TASK BRIEF:
The answer must be every line of the records below that contains the word "Turret".

RECORDS SUPPLIED:
((

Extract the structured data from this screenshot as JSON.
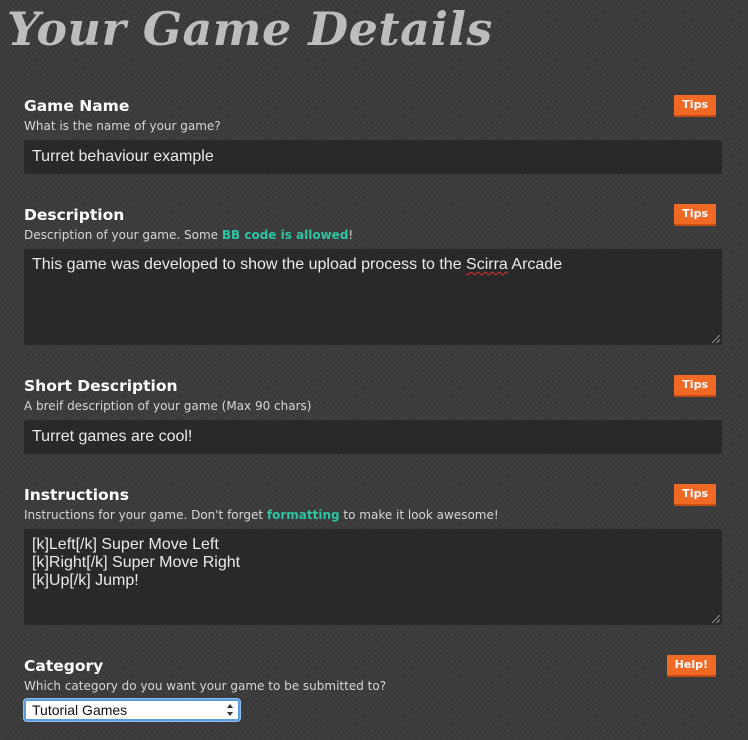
{
  "page": {
    "title": "Your Game Details"
  },
  "sections": {
    "game_name": {
      "title": "Game Name",
      "description": "What is the name of your game?",
      "tips_label": "Tips",
      "value": "Turret behaviour example"
    },
    "description": {
      "title": "Description",
      "description_before": "Description of your game. Some ",
      "description_link": "BB code is allowed",
      "description_after": "!",
      "tips_label": "Tips",
      "value_before": "This game was developed to show the upload process to the ",
      "value_misspelled": "Scirra",
      "value_after": " Arcade"
    },
    "short_description": {
      "title": "Short Description",
      "description": "A breif description of your game (Max 90 chars)",
      "tips_label": "Tips",
      "value": "Turret games are cool!"
    },
    "instructions": {
      "title": "Instructions",
      "description_before": "Instructions for your game. Don't forget ",
      "description_link": "formatting",
      "description_after": " to make it look awesome!",
      "tips_label": "Tips",
      "value": "[k]Left[/k] Super Move Left\n[k]Right[/k] Super Move Right\n[k]Up[/k] Jump!"
    },
    "category": {
      "title": "Category",
      "description": "Which category do you want your game to be submitted to?",
      "help_label": "Help!",
      "selected": "Tutorial Games"
    }
  },
  "colors": {
    "background": "#3c3c3c",
    "title": "#bdbdbd",
    "accent_button": "#f06a26",
    "link": "#2dc5a1",
    "input_bg": "#292929",
    "select_focus": "#5b9ce0"
  },
  "icons": {
    "resize": "resize-grip-icon",
    "select": "select-arrows-icon"
  }
}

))

RESULT OF THE EXERCISE:
      "value": "Turret behaviour example"
      "value": "Turret games are cool!"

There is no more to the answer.